News & Views
Speeding up salmon breeding
July 16, 2021 By Hatchery International Staff
While North American Atlantic salmon are one of the main marine finfish grown in the U.S. aquaculture industry, until now, uniquely developed genomic resources were not publicly available for the research and breeding of this species in the U.S.
However, after recently assisting scientists from the U.S. Department of Agriculture’s (USDA’s) Agricultural Research Service (ARS) in the development of single nucleotide polymorphism (SNP) markers, Breeding Insight has partnered with the USDA through Cornell University to help provide genetic tools for U.S. breeders, which will quicken the breeding of North American Atlantic salmon.
“SNP markers are like milestones on the highway,” said Dr. Yniv Palti, USDA ARS research geneticist and project lead. “These navigation points dramatically increase the speed at which breeders can select and introduce genes for traits that benefit fish farmers and consumers alike.” To assist USDA researchers in the salmon SNP marker project, Breeding Insight provided expertise at the intersection of molecular biology and computing technology, more commonly known as bioinformatics.
By enabling researchers to pinpoint sections of the genome associated with particular traits, this program looks to bring the power of predictive breeding to salmon breeders.
Some traits of interest specific to North American Atlantic salmon include:
- sea lice
- disease resistance
- fillet colour and composition
- Beneficial fatty acids
“By combining traditional breeding approaches with genomics and informatics, it is now possible to accurately predict some of the traits and performance of an individual long before it matures,” said Dr. Moira Sheehan, director of Breeding Insight. “But the challenges facing specialty species such as salmon too often hamper technology adoption and limit program efficiency.

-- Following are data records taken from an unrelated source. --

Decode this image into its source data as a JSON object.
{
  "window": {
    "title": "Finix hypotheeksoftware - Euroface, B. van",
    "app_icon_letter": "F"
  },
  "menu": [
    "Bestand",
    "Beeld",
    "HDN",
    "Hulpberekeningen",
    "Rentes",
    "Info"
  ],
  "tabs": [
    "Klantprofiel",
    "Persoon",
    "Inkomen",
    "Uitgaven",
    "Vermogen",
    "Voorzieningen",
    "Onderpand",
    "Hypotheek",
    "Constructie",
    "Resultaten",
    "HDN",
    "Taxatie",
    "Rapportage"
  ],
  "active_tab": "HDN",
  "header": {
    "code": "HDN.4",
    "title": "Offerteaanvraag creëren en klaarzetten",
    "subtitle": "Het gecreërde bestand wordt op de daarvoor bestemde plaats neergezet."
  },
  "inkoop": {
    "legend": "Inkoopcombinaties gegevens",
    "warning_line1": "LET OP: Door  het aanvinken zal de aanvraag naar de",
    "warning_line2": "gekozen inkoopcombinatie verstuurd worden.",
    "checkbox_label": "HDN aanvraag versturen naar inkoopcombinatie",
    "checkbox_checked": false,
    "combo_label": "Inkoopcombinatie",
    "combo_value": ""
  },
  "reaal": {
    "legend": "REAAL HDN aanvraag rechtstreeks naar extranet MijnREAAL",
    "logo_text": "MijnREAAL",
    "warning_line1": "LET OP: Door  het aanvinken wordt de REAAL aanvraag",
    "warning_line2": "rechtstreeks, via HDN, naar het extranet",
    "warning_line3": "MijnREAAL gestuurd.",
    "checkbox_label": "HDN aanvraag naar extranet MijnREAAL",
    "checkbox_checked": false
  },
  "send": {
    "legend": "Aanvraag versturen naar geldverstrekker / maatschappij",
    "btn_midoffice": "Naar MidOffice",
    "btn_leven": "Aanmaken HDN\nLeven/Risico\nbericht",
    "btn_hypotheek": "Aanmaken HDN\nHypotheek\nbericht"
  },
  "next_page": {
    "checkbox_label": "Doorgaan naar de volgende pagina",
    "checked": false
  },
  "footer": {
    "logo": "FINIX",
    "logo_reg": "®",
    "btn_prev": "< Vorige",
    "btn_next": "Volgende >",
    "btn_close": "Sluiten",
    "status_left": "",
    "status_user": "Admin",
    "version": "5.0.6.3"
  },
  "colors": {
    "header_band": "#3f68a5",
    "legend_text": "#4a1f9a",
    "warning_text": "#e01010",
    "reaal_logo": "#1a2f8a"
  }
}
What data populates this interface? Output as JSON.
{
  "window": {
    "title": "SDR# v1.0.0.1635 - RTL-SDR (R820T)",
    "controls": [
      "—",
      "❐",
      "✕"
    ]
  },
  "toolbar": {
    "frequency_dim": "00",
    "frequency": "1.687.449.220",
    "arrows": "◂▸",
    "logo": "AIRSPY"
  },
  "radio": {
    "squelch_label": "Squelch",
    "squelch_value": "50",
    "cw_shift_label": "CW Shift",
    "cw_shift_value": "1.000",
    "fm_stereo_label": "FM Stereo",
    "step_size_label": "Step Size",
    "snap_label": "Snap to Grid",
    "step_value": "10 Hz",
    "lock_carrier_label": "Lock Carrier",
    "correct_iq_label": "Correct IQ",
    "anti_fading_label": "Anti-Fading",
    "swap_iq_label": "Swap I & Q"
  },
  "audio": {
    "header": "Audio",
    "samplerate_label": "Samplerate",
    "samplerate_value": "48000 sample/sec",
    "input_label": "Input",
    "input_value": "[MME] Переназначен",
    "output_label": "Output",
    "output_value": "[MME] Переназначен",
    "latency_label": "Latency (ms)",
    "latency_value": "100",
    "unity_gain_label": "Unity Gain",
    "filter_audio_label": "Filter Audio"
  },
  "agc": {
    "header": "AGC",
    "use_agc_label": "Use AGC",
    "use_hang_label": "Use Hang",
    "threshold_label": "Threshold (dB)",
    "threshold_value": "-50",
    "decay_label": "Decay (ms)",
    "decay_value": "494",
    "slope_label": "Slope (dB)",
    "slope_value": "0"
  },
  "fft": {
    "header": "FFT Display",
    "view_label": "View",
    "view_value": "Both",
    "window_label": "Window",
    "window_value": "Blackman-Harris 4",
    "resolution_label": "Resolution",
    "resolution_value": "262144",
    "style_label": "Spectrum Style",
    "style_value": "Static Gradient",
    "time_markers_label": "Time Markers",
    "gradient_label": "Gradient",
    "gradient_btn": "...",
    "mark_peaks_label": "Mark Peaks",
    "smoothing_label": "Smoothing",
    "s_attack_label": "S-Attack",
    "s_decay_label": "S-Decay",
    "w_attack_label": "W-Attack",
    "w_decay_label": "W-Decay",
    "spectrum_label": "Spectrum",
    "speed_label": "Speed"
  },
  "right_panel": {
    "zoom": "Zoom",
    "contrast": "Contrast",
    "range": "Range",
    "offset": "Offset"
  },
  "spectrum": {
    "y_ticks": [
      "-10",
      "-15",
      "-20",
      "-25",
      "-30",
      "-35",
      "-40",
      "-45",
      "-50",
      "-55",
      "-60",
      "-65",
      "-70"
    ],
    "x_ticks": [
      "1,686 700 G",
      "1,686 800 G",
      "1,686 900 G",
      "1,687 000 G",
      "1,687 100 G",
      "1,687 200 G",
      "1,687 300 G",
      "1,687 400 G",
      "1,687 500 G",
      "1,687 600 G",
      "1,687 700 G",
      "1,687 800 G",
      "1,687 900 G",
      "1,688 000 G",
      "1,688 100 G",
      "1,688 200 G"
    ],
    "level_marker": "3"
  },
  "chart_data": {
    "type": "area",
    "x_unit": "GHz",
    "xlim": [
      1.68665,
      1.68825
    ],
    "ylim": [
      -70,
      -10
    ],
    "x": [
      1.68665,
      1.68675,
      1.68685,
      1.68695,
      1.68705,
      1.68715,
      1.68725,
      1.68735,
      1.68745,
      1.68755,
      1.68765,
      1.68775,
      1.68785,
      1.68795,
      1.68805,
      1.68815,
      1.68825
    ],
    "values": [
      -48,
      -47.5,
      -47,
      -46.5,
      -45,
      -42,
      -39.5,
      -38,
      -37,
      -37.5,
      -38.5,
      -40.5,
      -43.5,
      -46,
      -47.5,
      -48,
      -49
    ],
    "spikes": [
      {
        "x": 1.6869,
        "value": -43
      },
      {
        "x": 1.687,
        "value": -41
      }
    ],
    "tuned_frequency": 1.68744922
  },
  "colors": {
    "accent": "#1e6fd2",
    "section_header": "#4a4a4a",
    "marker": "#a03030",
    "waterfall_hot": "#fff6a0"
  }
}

Our goal at Breeding Insight is to level the playing field and create new opportunities for specialty crop and animal breeders to take value out of the genomics era.”
Early indications point to successful uptake of the SNP markers by the salmon breeding industry, as biotechnology company, The Center for Aquaculture Technologies (CAT) has organized a consortium committed to offering processing of 50,000 copies of the SNP set, as part of a genotyping services offered by CAT.
Print this page